Gather all lines from the material that contain "tarea".

··· Records for this task ···

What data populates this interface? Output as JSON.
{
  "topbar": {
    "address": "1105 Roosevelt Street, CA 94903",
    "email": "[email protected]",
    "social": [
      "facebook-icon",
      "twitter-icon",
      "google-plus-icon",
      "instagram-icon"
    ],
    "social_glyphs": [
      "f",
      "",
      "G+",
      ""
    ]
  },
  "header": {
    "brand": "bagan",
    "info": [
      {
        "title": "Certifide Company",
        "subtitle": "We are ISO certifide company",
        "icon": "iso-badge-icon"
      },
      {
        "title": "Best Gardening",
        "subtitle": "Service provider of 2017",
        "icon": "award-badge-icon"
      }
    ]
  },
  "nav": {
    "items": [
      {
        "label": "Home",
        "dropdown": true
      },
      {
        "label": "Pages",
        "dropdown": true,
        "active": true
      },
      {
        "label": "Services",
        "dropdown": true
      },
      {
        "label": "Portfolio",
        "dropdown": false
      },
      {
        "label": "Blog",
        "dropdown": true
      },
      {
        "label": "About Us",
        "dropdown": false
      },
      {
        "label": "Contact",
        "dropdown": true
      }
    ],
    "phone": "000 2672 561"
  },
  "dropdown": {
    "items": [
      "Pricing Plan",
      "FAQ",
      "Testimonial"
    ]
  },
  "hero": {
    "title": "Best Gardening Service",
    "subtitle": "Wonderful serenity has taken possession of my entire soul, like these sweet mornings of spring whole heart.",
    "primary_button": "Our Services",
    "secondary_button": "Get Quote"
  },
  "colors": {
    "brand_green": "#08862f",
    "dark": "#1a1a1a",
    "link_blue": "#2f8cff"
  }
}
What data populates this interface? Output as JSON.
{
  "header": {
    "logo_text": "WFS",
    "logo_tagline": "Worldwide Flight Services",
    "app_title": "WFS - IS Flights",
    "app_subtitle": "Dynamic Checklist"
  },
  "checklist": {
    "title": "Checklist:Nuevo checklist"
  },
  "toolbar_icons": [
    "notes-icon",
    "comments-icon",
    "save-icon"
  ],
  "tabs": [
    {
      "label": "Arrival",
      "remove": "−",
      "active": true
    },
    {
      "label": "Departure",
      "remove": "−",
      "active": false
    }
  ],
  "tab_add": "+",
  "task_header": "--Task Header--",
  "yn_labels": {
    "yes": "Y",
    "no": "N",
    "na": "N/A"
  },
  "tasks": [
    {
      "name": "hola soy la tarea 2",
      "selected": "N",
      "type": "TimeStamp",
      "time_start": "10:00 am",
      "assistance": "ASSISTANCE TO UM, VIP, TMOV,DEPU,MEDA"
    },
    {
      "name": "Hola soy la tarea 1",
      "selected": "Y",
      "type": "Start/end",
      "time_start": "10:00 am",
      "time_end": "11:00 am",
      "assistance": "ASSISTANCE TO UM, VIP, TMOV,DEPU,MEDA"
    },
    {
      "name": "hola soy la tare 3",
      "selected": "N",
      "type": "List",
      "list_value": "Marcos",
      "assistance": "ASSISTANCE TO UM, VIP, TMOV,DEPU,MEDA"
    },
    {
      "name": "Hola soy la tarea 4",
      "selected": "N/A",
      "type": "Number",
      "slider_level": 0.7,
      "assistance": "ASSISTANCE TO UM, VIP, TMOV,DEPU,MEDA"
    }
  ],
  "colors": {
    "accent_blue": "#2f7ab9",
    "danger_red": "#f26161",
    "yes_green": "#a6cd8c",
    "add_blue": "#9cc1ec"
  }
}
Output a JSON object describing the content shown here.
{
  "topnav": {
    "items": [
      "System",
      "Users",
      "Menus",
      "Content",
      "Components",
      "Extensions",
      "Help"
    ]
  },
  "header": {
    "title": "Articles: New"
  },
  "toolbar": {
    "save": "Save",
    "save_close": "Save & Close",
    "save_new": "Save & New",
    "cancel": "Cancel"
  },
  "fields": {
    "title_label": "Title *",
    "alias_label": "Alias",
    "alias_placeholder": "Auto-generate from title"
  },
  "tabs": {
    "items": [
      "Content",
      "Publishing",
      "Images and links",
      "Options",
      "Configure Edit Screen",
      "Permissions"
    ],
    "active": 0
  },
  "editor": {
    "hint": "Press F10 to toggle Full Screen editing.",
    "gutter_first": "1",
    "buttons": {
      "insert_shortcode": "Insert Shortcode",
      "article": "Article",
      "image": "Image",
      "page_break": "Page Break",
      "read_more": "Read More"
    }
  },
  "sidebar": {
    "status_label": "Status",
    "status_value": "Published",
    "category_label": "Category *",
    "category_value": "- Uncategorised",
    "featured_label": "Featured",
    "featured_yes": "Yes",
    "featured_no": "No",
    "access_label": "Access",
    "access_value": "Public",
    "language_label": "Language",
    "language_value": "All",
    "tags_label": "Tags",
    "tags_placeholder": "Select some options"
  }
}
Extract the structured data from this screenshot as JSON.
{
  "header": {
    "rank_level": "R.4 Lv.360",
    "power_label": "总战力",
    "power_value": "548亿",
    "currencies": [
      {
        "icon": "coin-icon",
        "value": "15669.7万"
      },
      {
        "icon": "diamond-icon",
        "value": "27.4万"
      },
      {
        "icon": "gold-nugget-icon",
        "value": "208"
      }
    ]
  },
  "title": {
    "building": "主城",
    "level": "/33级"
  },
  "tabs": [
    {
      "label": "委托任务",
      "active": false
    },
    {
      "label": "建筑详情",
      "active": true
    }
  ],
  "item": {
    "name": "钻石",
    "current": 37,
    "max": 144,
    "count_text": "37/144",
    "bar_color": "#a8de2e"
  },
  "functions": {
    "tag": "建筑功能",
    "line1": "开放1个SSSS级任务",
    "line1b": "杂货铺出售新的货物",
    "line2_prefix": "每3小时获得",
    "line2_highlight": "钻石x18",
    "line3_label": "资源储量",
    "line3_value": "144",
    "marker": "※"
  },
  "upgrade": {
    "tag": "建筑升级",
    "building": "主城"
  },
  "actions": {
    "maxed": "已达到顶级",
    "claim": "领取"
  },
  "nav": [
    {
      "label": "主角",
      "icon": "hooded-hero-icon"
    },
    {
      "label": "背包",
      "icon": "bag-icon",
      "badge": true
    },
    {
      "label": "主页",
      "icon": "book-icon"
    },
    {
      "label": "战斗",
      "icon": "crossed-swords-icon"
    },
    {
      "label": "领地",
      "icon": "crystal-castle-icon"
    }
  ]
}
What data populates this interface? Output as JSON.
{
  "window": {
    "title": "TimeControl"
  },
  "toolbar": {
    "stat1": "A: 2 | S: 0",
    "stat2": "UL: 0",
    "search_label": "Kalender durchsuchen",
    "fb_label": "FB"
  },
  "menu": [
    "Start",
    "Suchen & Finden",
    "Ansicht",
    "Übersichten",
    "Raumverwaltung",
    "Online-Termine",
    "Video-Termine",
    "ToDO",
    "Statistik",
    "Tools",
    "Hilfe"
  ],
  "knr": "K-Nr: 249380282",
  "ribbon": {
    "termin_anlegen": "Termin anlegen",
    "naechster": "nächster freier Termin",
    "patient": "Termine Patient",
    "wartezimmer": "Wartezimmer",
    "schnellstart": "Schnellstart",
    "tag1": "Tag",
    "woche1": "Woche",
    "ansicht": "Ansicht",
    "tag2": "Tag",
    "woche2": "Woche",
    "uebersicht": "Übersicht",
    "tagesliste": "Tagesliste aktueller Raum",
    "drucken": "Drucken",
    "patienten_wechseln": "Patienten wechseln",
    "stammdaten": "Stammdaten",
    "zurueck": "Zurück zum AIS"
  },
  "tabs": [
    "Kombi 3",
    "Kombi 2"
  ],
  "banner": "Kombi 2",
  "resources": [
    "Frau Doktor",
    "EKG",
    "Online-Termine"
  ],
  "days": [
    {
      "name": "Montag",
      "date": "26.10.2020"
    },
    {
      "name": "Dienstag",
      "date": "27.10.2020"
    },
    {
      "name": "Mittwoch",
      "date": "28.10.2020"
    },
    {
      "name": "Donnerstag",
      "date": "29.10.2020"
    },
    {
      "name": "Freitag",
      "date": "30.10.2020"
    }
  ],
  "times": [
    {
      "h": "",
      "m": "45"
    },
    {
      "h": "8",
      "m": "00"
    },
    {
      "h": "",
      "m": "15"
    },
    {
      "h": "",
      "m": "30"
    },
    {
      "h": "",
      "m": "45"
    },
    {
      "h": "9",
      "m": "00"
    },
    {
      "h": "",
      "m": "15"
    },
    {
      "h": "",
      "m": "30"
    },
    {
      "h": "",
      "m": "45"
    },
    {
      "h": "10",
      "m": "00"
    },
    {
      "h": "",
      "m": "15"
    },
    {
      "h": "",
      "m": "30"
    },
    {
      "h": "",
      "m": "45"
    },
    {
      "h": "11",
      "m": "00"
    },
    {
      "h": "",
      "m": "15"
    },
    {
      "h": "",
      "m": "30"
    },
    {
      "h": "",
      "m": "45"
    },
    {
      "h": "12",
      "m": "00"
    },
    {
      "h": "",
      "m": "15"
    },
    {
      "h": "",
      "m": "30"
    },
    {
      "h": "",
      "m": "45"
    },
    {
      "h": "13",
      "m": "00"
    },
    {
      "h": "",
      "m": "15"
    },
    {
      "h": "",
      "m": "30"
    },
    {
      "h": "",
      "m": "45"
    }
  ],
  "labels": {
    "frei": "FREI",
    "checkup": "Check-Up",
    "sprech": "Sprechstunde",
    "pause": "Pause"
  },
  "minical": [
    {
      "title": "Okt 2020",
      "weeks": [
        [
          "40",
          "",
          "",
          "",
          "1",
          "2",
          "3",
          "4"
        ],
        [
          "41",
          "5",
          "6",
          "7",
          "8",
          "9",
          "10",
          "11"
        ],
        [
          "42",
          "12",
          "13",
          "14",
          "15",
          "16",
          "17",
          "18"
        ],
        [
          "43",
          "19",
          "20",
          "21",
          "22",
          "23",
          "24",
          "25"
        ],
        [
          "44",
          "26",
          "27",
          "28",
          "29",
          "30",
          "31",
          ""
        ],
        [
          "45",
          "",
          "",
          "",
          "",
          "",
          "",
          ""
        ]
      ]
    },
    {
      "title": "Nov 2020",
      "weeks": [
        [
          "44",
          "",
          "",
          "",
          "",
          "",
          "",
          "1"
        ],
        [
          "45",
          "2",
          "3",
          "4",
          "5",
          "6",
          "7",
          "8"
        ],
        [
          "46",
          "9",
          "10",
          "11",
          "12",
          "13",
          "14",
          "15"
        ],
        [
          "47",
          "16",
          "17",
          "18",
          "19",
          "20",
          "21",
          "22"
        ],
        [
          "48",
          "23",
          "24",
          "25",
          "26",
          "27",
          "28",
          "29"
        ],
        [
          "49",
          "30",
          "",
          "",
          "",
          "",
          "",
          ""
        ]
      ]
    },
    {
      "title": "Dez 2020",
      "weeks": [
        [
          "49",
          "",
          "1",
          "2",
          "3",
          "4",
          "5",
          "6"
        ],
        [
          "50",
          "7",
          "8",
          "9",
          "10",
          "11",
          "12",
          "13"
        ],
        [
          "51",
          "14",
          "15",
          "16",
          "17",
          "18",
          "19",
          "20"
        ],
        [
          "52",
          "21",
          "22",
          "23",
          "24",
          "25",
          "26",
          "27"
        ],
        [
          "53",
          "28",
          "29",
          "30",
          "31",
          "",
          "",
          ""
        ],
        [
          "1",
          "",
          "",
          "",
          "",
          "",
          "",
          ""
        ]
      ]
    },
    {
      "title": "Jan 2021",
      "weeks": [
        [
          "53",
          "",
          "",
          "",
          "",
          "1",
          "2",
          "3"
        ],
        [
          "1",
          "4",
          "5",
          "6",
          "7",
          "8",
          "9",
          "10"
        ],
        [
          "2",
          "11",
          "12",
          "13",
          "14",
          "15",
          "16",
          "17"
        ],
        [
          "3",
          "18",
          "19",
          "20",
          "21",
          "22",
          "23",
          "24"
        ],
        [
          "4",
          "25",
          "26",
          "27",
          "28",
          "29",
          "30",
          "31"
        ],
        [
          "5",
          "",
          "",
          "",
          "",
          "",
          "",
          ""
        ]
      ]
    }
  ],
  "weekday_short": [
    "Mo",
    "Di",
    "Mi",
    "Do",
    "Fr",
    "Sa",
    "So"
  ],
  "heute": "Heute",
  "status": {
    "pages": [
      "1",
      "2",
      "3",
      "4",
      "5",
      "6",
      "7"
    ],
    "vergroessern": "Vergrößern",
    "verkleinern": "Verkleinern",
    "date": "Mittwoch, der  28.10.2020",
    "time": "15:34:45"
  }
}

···

Response to this task:
      "name": "hola soy la tarea 2",
      "name": "Hola soy la tarea 1",
      "name": "Hola soy la tarea 4",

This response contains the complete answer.